Zouave Officer's Uniform of the 155th

From "Under the Maltese Cross", p. 346
Zouave Officers Uniform of the 155th

Arms of the 155th:
Originaly when the 155th PVI was organized in Pittsburgh & Harrisburg they were issued surplus Belgian Rifles with sword bayonets. These weapons upon inspection in Washington, D.C. were determined to be unfit for use in battle, by Captain A.T.A. Torbert, USA. The men of Co. K remarked in their history that "The guns were said to kill at 1,000 yards but on examination we found they would not be dangerous to the enemy unless we got close enough to bayonet or club him" 
The government then issued old style muzzle loader, "Buck & Ball", Springfield Rifles, more known as Harper's Ferry Rifles.
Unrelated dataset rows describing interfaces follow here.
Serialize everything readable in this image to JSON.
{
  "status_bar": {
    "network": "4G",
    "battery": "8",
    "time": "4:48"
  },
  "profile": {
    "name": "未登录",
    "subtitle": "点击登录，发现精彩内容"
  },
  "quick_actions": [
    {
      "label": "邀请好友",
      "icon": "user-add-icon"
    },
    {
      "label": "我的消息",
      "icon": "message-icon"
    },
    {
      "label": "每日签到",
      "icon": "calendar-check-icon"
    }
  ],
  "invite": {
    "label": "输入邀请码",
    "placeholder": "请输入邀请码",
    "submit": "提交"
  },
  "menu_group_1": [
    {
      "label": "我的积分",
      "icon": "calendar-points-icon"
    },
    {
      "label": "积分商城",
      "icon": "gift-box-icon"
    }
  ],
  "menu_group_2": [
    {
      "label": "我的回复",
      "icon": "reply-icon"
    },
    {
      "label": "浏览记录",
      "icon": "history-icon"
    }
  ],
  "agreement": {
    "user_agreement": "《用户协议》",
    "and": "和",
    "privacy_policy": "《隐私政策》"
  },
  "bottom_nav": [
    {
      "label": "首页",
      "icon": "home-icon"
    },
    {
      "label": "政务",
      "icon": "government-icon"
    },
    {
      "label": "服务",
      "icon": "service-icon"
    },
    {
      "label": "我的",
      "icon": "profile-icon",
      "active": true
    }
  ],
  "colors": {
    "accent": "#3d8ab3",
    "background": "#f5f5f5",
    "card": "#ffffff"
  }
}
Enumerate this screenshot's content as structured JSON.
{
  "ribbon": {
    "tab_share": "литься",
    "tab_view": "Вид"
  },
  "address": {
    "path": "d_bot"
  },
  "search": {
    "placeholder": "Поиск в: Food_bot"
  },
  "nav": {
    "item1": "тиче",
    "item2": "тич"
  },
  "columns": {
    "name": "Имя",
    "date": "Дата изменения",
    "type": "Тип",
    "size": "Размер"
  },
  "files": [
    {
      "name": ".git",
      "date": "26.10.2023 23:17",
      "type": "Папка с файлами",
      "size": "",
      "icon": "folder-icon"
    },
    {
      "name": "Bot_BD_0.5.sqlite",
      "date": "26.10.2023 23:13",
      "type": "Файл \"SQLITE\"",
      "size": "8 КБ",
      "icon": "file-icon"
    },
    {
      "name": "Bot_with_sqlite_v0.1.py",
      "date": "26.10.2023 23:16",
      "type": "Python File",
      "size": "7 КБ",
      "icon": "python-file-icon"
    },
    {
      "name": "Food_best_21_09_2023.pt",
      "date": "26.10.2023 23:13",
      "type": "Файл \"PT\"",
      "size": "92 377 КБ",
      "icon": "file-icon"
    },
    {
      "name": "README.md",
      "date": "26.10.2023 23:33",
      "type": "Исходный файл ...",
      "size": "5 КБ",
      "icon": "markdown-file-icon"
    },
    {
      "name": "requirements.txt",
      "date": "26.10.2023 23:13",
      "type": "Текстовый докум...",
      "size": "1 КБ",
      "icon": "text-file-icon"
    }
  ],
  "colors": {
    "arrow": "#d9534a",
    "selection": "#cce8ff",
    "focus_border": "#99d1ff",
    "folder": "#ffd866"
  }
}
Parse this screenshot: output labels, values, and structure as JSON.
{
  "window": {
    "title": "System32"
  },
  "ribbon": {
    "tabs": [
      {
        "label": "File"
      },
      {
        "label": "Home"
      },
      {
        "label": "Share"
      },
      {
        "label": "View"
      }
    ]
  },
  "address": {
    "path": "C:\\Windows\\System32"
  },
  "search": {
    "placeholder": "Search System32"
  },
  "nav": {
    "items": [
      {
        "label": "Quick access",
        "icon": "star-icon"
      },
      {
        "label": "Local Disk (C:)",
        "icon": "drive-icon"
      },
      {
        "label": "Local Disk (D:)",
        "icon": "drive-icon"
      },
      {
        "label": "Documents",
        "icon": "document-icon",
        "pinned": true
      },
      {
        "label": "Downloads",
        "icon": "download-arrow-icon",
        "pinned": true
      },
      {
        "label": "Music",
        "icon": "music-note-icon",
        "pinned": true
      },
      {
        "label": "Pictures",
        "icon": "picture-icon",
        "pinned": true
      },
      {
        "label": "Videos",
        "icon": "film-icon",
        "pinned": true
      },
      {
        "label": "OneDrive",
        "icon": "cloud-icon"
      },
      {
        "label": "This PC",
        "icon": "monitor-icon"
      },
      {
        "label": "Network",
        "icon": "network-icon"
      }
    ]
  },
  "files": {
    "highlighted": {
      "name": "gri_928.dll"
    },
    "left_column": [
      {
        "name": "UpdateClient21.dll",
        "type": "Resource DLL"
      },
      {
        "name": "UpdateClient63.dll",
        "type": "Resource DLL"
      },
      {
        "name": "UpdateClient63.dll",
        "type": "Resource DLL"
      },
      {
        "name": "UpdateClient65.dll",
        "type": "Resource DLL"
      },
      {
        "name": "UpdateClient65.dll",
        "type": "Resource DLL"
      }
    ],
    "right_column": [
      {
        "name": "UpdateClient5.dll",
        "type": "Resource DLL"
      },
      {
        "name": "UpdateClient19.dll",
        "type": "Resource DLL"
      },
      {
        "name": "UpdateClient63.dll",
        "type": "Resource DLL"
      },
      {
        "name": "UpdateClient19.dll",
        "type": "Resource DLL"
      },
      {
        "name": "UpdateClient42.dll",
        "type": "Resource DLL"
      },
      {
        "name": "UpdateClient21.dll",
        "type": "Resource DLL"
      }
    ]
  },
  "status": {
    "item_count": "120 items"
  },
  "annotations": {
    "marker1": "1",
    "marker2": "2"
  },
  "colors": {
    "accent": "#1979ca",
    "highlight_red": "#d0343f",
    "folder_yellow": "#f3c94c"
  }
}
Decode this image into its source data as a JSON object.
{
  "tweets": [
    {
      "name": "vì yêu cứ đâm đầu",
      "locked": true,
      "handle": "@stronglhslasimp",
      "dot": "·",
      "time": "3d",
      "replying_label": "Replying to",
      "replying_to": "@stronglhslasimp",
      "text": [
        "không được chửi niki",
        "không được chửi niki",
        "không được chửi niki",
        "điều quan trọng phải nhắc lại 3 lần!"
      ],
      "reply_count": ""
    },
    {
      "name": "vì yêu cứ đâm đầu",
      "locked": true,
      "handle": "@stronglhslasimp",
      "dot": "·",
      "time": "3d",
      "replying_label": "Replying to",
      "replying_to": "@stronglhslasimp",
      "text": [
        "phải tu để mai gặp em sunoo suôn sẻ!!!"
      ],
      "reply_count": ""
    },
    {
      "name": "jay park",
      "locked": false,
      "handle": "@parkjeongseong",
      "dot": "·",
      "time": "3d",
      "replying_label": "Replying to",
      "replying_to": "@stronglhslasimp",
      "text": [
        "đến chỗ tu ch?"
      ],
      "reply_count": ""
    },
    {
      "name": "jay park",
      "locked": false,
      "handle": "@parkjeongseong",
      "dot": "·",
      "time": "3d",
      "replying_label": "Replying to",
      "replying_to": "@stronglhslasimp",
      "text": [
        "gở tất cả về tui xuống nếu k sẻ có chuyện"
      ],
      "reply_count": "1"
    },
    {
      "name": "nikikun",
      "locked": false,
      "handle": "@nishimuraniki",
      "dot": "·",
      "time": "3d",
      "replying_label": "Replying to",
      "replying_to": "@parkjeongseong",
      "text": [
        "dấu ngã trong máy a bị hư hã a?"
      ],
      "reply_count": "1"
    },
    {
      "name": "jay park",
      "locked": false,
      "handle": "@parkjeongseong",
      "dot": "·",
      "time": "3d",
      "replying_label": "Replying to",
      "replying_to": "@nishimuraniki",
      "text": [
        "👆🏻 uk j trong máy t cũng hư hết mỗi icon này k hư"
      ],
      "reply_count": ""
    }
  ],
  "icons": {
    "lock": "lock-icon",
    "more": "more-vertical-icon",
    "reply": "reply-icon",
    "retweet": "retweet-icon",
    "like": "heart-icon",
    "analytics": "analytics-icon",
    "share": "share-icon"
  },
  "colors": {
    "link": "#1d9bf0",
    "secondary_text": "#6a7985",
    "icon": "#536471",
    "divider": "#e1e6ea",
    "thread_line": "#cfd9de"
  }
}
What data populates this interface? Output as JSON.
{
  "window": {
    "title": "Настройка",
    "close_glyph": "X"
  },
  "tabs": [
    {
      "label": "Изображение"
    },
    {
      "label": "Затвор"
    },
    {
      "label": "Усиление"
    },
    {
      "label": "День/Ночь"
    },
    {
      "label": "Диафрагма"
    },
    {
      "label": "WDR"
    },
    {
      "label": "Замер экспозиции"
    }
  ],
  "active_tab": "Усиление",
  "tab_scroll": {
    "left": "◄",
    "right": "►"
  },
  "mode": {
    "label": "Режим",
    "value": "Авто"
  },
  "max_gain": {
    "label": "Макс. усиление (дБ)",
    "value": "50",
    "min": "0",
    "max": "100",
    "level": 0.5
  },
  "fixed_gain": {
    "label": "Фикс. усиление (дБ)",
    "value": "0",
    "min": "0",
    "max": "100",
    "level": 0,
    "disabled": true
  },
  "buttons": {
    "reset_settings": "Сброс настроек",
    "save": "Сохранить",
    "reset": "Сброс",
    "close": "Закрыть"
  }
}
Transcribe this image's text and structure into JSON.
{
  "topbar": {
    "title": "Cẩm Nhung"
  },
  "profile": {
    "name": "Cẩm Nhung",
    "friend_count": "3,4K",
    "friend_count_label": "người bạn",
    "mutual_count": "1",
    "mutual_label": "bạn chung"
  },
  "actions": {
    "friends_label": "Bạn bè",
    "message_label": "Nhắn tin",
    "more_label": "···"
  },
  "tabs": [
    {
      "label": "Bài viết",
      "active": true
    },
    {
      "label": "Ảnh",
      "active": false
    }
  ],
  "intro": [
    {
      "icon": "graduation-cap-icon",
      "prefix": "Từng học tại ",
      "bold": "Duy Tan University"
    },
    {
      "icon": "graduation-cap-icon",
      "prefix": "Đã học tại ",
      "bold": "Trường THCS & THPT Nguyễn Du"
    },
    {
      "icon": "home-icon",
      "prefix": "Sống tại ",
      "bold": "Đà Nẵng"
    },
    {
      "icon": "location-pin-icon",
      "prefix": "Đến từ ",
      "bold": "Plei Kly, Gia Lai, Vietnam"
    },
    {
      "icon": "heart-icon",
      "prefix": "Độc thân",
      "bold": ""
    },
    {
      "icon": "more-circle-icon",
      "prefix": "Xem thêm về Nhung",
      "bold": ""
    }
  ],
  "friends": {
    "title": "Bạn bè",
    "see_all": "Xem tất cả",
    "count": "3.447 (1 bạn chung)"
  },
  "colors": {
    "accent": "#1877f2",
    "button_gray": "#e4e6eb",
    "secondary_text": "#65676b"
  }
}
These weapons only proved to be effective at very close range, not being much use to the combat of the time. After the Battle of Gettysburg, Colonel Cain who had been requesting more effective weapons for his men, collected newer 1861 Springfields from the thousands of dead union soldiers. Which they would continue to use till the end of the war.

Quartermaster Records:
Courtesy: Bob Cesca and the Penn. State Archives in Harrisburg
{series #19.219}Accession #3813
Records of the Department of Military and Veterans' Affairs
Quarter-Master General
CLOTHING ISSUE BOOKS, 1861-1865. (40 volumes)
Clothing Book, Co.s A, B, C, 155th Infantry, Aug. 1862-May 1865 (volume 27)
Clothing Book, Co.s D, E, F, 155th Infantry, Aug. 1862-May 1865 (volume 28)
Clothing Book, Co.s G & H, 155th Infantry, Sept. 1862-May 1865 (volume 29)
Clothing Book, Co.s I & K, 155th Infantry, Sept. 1862-May 1865 (volume 30)
Descriptive Books of (PA) Regiments and Companies, 1861-1865. (5 volumes) {#19.21}
Registers of Pennsylvania Volunteers, 1861-1865. (16 volumes) {#19.65}
Issued Sept. 2, 1862
(prices varied by company)
Shirt 88 cents
Pants $3.03
Overcoat (great coat) $7.20
Dress coat (the blue piped frock) $6.71
Socks 26 cents
Drawers 50 cents
Knapsack (gov owned)
Canteen "
Haversack "
Scales  "
Blanket $2.95
Cap 63 cents
Shoes $1.90
A majority of the men bought sack coats at Falmouth/Fredericksburg on or around 11/30/62 ($2.63 - $3.14 prices varied for some reason).
The complete zouave uniforms were $15.33 (issued 01/31/64).  Replacement item costs:  turbans were 77 cents; zouave shirts (were all labeled "zov shirt") were $1.90; the leather leggins or jambieres were $1.  Zouave pantaloons were $3.27.  A fez was $1.25.

1950's Print
Illustrates some common misconceptions of the uniform

Uniform Misconceptions
There are some common misconceptions of the 155th PVI's Zouave Uniform. One is the colour, in the unit history it is described as dark blue, it is actually French Blue( as seen in the pictures above of reproductions). The misconceptions get borne out of the fact that there a so few surviving Uniforms, and when those uniforms are photographed or seen in a low light surrounding they appear dark blue. The 155th was one a small few to use that color. Not to mention only a few 155th reenactors.
The print shown to the left is a perfect of the misconceptions of the 155th uniform. The print shows the uniform as a very dark blue, also note the buttons on the cuffs (a common feature on Zouave Jackets, but the 155th's), & the red tassel on the fez. The Troiani Print from 1993 (not shown) is a very close representation of the uniform in many ways, except the buttons on the false vest are on the wrong side, and the sash is to skinny and features a triangle ala the 5th NY's sash.
(As pointed out by Aaron Hooks, It should be noted that no sashes from the 155th survive to this day, the triangle denotes membership in the Freemasons. However sashes from the 146th NY & 140th NY, different color but same design, both follow the same design & do not have the triangle & both are 10 inches wide and 10 feet long)